The Town Club

Member Login


The Town Club History


When T. H. Spence, one of the original founders of The Town Club, began raising the needed funds to finance his dream in 1899, he sold his idea as "a gathering place for tennis, ice skating, squash, bowling and parties . . . a place children could come and be watched . . . an 'in-town' club near everyone's home". 

 Young Spence, who later headed the law firm of Quarles, Spence and Quarles, secured the necessary cash to buy property and build facilities on North Farwell Avenue by ringing the doorbells of friends and neighbors on nearby Prospect Avenue.  His fellow organizers were George H. Noyes, John Johnston, William D. Van Dyke and Oliver C. Fuller. 

 Their efforts were prompted by the demise of the Milwaukee Lawn Tennis Club (photo top left) which had flourished during the 1880's and '90s on North Prospect Avenue and East Kane Place.  When the land there was sold for real estate development, these five gentlemen spurred the organization of The Town Club to continue the tennis activities as well as to expand the potential usage of the facilities.



 

Among the other original members of the Club were Louis Allis, C. C. Russell, Fred Pabst, Arthur N. McGeoch, J. H. Marshutz, Stuart Markham, F. H. Lindsay, Alfred F. James, Wheeler Bloodgood, James W. Bradley, A. K. Camp, Edward Dewey, Herman Falk, George P. Earling, Grant Fitch, E. J. Furlong, K. K. Kerman, Frederick Layton, George P. Miller, L. W. Nieman, Ludington Patton, Charles Pfister, W. C. Quarles, E. P. Sherry, F. L. Sivyer, Clement C. Smith, Fred Vogel, Jr., F. L. Vance, General Charles King and Dr. C. E. Albright. 

The original Town Club facilities, which opened for business in 1901, included four tennis courts, two squash courts and bowling alleys, as well as a lounge, cocktail lounge and ballroom.  According to the program distributed by the Club at the 1904 Annual Wisconsin Open Tennis Championships, the tennis courts were of "clay composition with a very (hard) fast surface".  That same program also indicated that the facilities of the club "included bowling alleys, billiards, plunge tank, baths, cafe, etc. . . .". In the wintertime, the tennis courts were flooded for use as a skating rink.  The bowling alleys, however, were seldom used and the indoor swimming pool proved unsatisfactory and later was eliminated to provide more locker space.



 

Not all of the activities at the original Town Club were centered around athletic interests.  It was the place in the early 1900's where beautiful cotillions, receptions and balls of that era were held.  Perhaps typical of the times was a Club sponsored "Grand Vaudeville and Living Picture Extravaganza" on February 16, 1904.  An all-star cast of living models was directed by Sherburn Becker, who became Mayor of Milwaukee two years later.  The models were daughters of Milwaukee's leading families outfitted as young ladies of varying nationalities and position.  According to the records of the same event, two gentlemen passed among the audience during the intermission, selling licorice drops and chewing gum for the benefit of a memorial tablet for a bowling team.  The dinner served that evening cost 75 cents and included lobster ala Newburg, olives, French rolls, fruit salad ala mayonnaise, sandwiches, ice cream, cake and coffee.
 


The Town Club also featured a series of Friday Night Porch Concerts which commenced on August 25, 1905.  As indicated in the announcement that year to the membership, "effort has been made to secure artists of well established reputation and high musical ability, and it is confidently hoped that the entertainment will be both interesting and pleasing".  The Club's tennis and social activities continued at the North Farwell Avenue location for over a half century.

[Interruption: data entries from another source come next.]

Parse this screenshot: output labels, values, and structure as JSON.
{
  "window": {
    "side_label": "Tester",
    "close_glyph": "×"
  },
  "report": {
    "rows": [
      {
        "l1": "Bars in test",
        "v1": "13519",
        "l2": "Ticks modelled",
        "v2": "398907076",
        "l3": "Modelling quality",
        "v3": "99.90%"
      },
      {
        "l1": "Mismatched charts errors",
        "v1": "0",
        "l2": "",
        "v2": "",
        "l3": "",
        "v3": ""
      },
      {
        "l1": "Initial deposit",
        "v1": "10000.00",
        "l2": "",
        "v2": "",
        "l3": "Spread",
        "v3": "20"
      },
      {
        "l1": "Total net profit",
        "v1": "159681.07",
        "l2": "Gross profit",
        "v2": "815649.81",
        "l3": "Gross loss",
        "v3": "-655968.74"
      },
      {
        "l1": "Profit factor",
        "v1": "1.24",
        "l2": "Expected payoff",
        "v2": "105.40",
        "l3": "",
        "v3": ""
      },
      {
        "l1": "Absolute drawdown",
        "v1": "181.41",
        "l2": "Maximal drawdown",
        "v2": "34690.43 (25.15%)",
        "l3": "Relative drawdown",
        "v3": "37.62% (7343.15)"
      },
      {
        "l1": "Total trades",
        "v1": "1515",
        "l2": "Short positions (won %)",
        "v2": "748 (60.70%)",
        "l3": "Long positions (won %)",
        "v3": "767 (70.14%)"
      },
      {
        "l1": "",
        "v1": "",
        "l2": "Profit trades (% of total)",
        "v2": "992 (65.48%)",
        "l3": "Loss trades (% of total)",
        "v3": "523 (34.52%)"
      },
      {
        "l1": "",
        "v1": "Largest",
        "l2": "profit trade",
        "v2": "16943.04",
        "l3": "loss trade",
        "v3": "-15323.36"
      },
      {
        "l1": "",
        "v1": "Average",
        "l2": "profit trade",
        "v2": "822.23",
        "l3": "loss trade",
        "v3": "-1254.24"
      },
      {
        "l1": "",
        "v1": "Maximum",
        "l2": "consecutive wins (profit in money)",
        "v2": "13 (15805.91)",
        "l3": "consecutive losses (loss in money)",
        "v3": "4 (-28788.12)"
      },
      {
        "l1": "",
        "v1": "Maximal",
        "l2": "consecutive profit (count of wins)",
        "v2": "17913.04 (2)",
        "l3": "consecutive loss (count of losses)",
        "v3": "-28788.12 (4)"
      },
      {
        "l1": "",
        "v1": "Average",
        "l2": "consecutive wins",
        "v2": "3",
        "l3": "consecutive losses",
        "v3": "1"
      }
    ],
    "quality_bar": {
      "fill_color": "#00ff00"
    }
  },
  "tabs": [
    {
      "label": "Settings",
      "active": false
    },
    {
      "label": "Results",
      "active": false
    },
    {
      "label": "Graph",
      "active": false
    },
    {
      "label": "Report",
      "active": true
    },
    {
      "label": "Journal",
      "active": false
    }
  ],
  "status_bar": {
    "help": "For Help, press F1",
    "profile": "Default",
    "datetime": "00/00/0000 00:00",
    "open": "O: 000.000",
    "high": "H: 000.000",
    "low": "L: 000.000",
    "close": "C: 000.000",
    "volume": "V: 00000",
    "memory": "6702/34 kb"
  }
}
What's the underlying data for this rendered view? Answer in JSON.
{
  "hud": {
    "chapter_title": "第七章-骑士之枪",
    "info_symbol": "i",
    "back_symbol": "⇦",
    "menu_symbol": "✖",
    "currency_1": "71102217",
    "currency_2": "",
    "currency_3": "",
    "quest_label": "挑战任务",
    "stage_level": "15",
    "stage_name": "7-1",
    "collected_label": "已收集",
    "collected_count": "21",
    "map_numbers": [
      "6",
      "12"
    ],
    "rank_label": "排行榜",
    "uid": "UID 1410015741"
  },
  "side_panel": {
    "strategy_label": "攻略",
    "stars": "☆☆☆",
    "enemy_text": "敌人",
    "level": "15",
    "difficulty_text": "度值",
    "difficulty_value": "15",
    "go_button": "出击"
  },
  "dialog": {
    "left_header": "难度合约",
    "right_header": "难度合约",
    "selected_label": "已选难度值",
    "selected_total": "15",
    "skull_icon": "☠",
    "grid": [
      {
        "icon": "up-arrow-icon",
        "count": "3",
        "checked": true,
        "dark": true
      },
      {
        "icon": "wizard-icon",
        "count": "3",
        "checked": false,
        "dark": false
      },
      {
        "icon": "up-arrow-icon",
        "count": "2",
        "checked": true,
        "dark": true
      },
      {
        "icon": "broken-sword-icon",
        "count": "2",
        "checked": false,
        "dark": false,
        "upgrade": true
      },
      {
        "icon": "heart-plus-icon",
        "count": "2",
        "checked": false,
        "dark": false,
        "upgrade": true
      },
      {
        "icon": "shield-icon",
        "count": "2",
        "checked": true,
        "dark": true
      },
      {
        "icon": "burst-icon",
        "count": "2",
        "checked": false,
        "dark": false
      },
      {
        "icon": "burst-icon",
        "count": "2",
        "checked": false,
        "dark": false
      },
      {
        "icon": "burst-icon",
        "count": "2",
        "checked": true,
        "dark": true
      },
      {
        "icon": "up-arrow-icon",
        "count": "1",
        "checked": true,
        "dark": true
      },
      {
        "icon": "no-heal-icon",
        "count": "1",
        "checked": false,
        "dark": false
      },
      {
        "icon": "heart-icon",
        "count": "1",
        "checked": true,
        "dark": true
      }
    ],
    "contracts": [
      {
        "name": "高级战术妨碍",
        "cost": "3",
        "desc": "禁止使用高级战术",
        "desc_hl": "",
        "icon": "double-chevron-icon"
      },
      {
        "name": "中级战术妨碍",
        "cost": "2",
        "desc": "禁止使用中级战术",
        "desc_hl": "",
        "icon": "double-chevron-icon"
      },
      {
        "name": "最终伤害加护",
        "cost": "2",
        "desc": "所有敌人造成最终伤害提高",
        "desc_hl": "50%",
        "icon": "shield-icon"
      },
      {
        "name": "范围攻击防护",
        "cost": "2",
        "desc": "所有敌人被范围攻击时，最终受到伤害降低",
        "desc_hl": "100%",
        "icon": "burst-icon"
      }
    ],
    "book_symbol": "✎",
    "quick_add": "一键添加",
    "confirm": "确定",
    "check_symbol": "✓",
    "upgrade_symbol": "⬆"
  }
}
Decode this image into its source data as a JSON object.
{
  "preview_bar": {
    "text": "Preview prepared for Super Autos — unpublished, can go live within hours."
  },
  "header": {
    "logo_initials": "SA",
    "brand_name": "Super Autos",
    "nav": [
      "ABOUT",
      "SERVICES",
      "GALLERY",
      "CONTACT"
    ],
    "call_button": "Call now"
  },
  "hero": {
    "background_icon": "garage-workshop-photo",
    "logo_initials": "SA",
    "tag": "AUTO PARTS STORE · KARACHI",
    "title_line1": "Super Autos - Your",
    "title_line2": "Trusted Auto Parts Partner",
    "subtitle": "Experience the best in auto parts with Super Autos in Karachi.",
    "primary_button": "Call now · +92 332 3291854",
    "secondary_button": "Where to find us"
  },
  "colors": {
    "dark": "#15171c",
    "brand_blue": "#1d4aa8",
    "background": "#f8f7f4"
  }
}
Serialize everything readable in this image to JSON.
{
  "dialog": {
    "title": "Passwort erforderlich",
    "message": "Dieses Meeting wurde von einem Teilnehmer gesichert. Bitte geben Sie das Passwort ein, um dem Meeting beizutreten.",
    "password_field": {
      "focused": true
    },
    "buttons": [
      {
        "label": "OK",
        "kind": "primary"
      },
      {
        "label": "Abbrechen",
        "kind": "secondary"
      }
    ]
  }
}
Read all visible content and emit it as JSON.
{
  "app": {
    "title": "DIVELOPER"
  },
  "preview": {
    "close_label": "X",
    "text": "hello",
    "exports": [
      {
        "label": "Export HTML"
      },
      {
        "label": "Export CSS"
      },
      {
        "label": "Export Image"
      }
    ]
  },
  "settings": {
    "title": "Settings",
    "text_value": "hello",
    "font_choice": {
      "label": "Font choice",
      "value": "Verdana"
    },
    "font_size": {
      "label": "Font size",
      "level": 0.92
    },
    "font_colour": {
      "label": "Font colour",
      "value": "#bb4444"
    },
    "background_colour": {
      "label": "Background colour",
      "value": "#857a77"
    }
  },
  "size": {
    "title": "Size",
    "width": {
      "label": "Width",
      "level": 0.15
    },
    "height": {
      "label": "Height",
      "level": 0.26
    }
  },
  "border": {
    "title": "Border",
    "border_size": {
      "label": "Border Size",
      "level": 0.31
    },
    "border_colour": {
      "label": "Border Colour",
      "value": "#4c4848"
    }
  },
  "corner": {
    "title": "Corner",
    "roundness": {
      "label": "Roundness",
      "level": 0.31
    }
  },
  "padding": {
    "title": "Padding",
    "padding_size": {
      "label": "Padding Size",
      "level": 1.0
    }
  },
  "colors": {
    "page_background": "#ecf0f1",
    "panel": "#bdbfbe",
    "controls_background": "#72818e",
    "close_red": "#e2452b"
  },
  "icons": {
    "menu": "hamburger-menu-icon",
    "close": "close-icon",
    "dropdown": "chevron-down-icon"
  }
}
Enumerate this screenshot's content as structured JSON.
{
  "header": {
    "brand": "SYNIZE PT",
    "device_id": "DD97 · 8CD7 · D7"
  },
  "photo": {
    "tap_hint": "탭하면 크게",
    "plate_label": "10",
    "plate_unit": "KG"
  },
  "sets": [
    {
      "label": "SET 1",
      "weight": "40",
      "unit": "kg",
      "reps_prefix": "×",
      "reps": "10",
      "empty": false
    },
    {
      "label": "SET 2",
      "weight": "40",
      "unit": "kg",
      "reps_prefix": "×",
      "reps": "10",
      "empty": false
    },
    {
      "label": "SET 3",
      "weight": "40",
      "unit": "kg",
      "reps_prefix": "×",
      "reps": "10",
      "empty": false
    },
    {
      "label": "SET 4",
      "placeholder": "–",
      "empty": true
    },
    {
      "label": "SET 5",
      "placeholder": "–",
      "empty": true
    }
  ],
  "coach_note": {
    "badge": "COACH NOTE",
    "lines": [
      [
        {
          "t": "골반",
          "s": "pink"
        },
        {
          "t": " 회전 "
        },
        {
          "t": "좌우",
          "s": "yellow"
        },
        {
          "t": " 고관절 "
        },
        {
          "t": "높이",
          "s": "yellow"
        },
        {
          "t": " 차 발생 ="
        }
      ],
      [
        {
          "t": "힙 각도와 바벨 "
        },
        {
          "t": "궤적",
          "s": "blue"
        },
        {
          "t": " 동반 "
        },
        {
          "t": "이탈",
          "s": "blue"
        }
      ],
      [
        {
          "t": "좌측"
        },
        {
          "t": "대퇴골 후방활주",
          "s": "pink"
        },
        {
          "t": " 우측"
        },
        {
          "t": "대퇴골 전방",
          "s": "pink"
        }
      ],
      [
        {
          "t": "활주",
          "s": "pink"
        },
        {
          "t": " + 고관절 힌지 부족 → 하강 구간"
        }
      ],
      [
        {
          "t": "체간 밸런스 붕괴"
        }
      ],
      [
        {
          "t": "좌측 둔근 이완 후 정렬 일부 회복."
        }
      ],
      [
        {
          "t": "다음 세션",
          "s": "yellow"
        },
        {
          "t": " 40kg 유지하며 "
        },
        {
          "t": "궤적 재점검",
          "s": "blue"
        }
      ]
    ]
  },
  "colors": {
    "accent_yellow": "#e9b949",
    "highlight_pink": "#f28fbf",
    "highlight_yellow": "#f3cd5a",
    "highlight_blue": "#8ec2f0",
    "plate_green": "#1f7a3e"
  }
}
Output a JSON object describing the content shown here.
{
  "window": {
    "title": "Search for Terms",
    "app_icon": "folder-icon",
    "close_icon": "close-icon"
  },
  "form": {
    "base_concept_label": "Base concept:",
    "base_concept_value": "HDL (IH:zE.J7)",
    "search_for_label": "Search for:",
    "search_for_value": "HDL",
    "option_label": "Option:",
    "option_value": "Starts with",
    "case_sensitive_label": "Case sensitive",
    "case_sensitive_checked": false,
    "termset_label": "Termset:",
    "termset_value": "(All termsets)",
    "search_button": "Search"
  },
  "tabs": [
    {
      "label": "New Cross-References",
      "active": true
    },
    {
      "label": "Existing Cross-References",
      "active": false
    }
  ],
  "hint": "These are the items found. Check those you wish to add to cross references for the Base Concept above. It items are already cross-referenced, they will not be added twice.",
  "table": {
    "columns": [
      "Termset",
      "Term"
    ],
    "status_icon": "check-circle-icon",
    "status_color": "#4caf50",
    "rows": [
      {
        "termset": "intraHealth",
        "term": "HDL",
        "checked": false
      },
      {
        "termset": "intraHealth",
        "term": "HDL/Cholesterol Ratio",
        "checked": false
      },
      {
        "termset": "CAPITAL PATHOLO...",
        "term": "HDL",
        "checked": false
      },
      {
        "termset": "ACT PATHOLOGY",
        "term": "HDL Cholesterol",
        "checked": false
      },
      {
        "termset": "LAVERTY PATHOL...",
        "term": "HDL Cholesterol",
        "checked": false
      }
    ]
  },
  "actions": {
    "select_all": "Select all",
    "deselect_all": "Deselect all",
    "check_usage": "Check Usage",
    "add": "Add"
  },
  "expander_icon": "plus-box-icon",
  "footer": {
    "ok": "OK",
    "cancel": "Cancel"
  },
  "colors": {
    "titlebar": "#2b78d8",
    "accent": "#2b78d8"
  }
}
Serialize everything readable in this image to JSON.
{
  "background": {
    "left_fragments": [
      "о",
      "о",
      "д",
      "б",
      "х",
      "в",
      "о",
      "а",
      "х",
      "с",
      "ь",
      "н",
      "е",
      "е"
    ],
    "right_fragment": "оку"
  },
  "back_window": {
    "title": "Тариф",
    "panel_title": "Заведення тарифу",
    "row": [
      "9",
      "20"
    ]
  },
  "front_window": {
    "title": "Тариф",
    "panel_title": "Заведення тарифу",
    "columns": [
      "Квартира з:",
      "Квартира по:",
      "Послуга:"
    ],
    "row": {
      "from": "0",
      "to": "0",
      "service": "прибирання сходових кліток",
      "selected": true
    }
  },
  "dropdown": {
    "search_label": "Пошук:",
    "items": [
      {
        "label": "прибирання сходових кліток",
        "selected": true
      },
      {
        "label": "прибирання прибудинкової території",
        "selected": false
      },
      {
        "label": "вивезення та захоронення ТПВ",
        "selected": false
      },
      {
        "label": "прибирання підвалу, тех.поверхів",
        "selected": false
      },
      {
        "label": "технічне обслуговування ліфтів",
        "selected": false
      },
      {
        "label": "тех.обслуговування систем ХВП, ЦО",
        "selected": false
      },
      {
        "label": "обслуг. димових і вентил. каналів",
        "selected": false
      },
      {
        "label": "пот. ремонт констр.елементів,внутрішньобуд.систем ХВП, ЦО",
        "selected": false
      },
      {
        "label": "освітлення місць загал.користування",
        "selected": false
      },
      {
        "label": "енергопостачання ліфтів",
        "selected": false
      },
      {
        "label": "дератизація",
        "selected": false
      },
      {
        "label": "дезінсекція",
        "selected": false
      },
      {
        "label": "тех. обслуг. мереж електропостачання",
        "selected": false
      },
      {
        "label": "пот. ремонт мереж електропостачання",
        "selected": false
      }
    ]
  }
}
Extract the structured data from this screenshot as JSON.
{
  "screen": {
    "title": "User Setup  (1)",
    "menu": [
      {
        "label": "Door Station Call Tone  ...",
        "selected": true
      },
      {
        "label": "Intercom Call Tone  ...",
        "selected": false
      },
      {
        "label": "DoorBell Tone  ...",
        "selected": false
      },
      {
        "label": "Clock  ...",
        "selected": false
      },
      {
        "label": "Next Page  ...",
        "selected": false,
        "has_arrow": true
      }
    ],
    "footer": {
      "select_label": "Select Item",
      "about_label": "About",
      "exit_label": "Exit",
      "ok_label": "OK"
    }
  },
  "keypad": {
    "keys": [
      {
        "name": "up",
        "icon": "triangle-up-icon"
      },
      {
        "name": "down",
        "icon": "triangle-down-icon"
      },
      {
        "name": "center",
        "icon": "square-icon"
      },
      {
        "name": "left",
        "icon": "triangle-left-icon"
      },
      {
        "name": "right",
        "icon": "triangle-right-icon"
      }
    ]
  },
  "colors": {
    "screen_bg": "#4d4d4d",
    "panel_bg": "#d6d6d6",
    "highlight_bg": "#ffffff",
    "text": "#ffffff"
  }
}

Not all of the activities at the original Town Club were centered around athletic interests.  It was the place in the early 1900's where beautiful cotillions, receptions and balls of that era were held.  Perhaps typical of the times was a Club sponsored "Grand Vaudeville and Living Picture Extravaganza" on February 16, 1904.  An all-star cast of living models was directed by Sherburn Becker, who became Mayor of Milwaukee two years later.  The models were daughters of Milwaukee's leading families outfitted as young ladies of varying nationalities and position.  According to the records of the same event, two gentlemen passed among the audience during the intermission, selling licorice drops and chewing gum for the benefit of a memorial tablet for a bowling team.  The dinner served that evening cost 75 cents and included lobster ala Newburg, olives, French rolls, fruit salad ala mayonnaise, sandwiches, ice cream, cake and coffee.
 


The Town Club also featured a series of Friday Night Porch Concerts which commenced on August 25, 1905.  As indicated in the announcement that year to the membership, "effort has been made to secure artists of well established reputation and high musical ability, and it is confidently hoped that the entertainment will be both interesting and pleasing".  The Club's tennis and social activities continued at the North Farwell Avenue location for over a half century.